The Compressed Time Book
The most famous, of course, belonging here to Proust
, and his several thousand page journey — his life and others, including the unfortunate Swann — all summoned during a bite of madeleine. To write this kind of saga-in-a-day (or hour, or moment) takes an extraordinarily skilled and observant writer, which no doubt is why some of our virtuoso writers have produced books in this vein. Mrs. Dalloway
, by Virginia Woolf, in which of course the titular character relives a life in a day (and then some); Ava
, by Carole Maso, in which the titular character relives a life during a death; The Seventh Day
, by Yu Hua, in which a life is recalled in the several days after
death. Reading these books is a double pleasure: the greedy gulp-down of the life story itself, and the astonishment at the author's skillful delivery of the epic through the minute.
The Faerie-Time/Magical Time Book
Anyone who's read my fiction would probably be unshocked to know how much I adore fairy tales and fables. And books about fairy tales — or Faerie proper — usually feature a sideways magic and strange bends in time. I love Kelly Link's stories
about Faerie and fairies, which capture uncanny and untamed other worlds, and the shrinking and growing slipstream aspect of that time against the human world. Molly Gaudry's We Take Me Apart
does a heart-hurting job of exploring this bending time, as does Diana Wynne Jones's Fire and Hemlock
, where timelines double back on themselves and wild magic feeds the fires of second chances and even childhoods. Three favorites, Sheri S. Tepper's Beauty
, John Crowley's Little, Big
, and Jonathan Strange and Mr Norrell
, by Susanna Clarke, all beautifully portray the dangerous tricks of time inside the fairy realm, and what the promises that magic makes might cost.
Having Your Life and Eating It Too: The Reincarnation Book

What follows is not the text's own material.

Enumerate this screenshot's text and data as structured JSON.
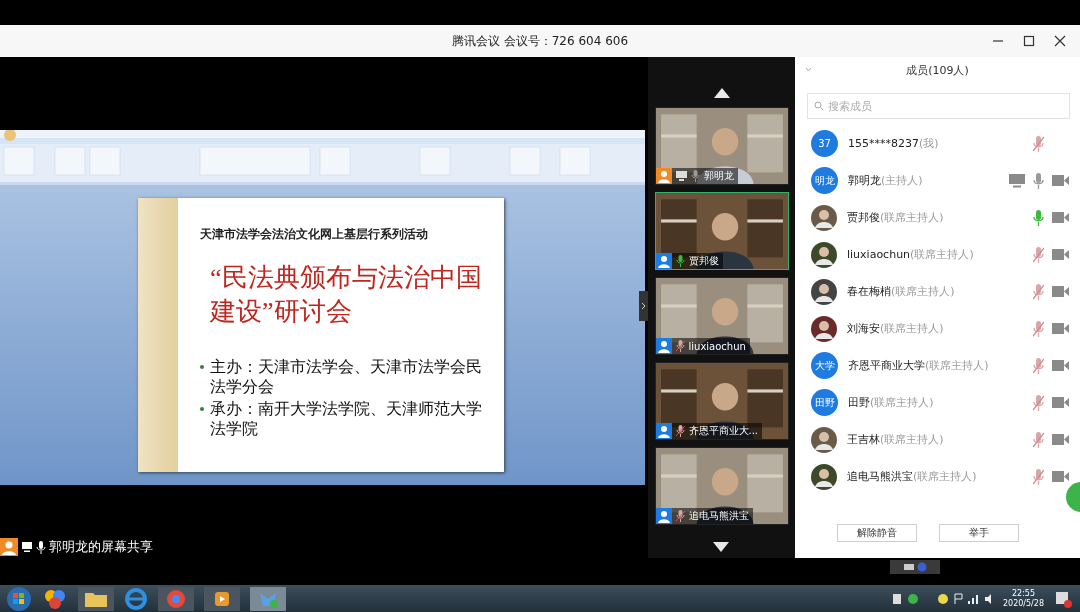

What better way to cheat the laws of physics and life-expectancy, and retain your protagonist through a much longer story than a single life? Whoever invented the reincarnation plot device was damn clever. Particular favorites include Mo Yan's Life and Death Are Wearing Me Out
, in which our hero chronicles the Cultural Revolution in rural China while living out a series of animal lives; Kate Atkinson's Life After Life
, where our protagonist keeps dying and getting another go at it (which creates a mystery — what is she here to fix? And oh, how I love Atkinson's mysteries); and The First Fifteen Lives of Harry August
, by Claire North. In that one, our hero is born again and again and again, to the same exact life.
How better to channel regret, to create hope where none could otherwise be possible, to dance with dinosaurs, sing on the future moon, and yes, try to kill Baby Hitler? Time may march on, but we don't march in lockstep with it. The way we tell our stories is not linear or logical. We live alongside our emotions, our best memories, our worst fears. Centuries sail by, and seconds hang like long dewdrops on flowers. So why not write our books to reflect our unstuck selves? It's the funhouse mirror reflection that we finally come to resemble, the to-and-fro version of ourselves — I hope I'll always remember that when I'm scrambling the fictional clock.